The Handbook for all Sexist Controll Freaks Aug 7, 2006
In my review for Nancy Wilson's book "The Fruit of her Hands", I mentioned how Ms. Wilson seemed constantly nervous about displeasing her husband. Now I know why; her husband is nothing short of sexist and controlling, not only of his wife but apparently of his entire church. His statement that the women in his church aren't allowed to read this book should be the first clue, but that's just one of several extremely offensive statements. There's hardly a thing in this entire book regarding women or marriage that I found helpful or even Biblical. Wilson indicated that we should question everything the modern woman does, even going to college! Does he really expect us to pull women out of college in the name of Christianity? But then, if he thinks women are made simply to get married and bear children, I guess it's not surprising that he doesn't think we should have educations. Here's a little shocker, Wilson: women are meant to do far more than marry. This is proved by the fact that Eve was given a brain as well as Adam.
One of the main things that angered me about this book was that Wilson shamelessly ripped Bible passages out of context in order to support his ridiculously sexist views. As an example, he listed a passage in which God, while furiously addressing men in a certain village, said "Women rule over you and children oppress you." You get the sarcasm there? He was obviously accusing those men of being utterly spineless and saying they needed to stand up for themselves. Wilson, however, took his angry and very sarcastic words to mean that God doesn't want women to be leaders, ever. Um, WHERE did he get that? That particular Bible passage was addressing a certain group of weak men, NOT all mankind. The passage didn't even really have anything to do with women, so to rip that out of context and interpret it as God's words for all mankind is simply nonsense; only a man with an agenda could find such ridiculous meaning behind something like that.
Calling female leadership a curse is one of the most lame things you could possibly do considering all the leading females in the Bible, including Deborah, who helped lead a battle, counseled men and operated as a judge, and had a song made in her honor. This book, unlike the Bible, is chock-full of images of spineless women. Before all the feminists get mad, though, let me assure you that Wilson gives plenty of bad advice for men too, even saying that the husband's solely responsible for any problem in the marriage and the household. Wilson even scolds men who let their wives work, saying that if men can't provide for their wives enough by themselves, they fail as husbands. I found this almost amusingly offensive; have you looked at the job market, Wilson? Haven't you ever seen good husbands struggling to provide for their families? Not only does he imply that women are simpletons who need caring for, but he seems determined to dump the world on men's shoulders and this is simply not right. Several times he acts as though he believes marriage to simply be a contract ("I'll provide for you if you bear me children") and he even goes so far as to say that sex is just a duty and doesn't need any spark to be enjoyed. Wilson gives the impression of a guy so sequestered in his own little church and beliefs that he's totally unaware of how the real world works, not to mention how real minds work. His matter-of-fact, almost dull tone in the book imply that he's just a guy laying out all the facts and we should act accordingly. I find it hard to believe that he expects us to accept these ideas as Christian behavior.

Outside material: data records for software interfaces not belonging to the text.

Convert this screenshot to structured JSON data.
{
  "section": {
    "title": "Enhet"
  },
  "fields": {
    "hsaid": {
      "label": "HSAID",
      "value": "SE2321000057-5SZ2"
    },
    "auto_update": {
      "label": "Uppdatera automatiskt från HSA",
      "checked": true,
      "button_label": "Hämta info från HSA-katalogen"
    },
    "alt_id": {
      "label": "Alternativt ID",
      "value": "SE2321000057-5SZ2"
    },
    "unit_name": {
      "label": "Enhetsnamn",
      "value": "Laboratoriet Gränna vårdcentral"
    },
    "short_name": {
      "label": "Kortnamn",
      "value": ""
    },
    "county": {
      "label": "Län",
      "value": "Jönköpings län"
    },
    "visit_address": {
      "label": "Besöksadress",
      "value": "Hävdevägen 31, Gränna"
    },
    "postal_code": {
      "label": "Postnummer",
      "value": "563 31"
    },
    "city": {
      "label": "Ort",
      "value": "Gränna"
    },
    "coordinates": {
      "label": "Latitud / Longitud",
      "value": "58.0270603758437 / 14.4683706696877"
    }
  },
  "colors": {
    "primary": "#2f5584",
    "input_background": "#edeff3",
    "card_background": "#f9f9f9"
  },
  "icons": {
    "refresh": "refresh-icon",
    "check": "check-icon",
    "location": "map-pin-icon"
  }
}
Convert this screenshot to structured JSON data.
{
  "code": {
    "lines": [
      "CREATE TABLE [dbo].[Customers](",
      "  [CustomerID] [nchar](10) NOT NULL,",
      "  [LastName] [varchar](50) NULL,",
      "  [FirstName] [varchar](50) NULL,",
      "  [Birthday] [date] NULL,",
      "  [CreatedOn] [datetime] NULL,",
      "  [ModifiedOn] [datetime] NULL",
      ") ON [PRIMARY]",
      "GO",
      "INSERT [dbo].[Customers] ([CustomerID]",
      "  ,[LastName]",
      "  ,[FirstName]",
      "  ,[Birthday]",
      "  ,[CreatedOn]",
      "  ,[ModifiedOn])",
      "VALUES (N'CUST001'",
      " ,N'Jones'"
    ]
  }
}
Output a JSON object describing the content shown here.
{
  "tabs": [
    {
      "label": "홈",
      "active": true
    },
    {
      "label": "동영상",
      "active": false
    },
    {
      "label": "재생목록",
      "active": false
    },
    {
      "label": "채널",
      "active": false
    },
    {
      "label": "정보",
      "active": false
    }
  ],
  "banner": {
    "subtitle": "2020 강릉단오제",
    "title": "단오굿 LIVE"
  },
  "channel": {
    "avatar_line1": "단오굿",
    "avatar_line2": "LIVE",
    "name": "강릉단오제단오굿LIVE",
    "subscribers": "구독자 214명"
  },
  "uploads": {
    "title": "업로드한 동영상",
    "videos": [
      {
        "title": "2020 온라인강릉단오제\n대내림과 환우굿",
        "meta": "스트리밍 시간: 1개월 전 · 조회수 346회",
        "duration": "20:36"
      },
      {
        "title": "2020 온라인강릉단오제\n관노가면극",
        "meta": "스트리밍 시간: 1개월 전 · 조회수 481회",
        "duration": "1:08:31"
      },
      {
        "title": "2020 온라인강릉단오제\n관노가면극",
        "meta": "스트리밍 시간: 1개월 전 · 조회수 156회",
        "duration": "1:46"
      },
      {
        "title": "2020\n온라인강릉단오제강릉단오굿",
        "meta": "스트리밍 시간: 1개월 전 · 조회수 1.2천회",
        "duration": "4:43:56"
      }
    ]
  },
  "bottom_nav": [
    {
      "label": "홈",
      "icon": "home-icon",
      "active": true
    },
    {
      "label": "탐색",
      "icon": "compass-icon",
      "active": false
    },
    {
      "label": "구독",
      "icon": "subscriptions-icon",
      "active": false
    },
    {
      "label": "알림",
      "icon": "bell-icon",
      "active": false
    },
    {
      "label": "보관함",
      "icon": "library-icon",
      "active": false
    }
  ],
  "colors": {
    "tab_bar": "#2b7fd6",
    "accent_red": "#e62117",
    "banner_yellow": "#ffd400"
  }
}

Changed My Life Apr 28, 2005
As a husband of 27 years and a father of six children, as well as, a serious student of the Bible, this book changed my life and my behavior towards my wife.
Wilson sets forth the principles of a "Federal Husband" so clearly, that in the vast majority of instances, to argue with the points Wilson makes is to argue with God. Perhaps the most important lesson I learned is found on p 18 where Wilson states, "As Christ assumed responsibility for things He didn't do, so husbands should be willing to do the same for their wives."
Essentially, I learned - unforgetably from this book - that I am responsible for the condition of both my marriage and my family. If anyone is to receive blame, it is to be me!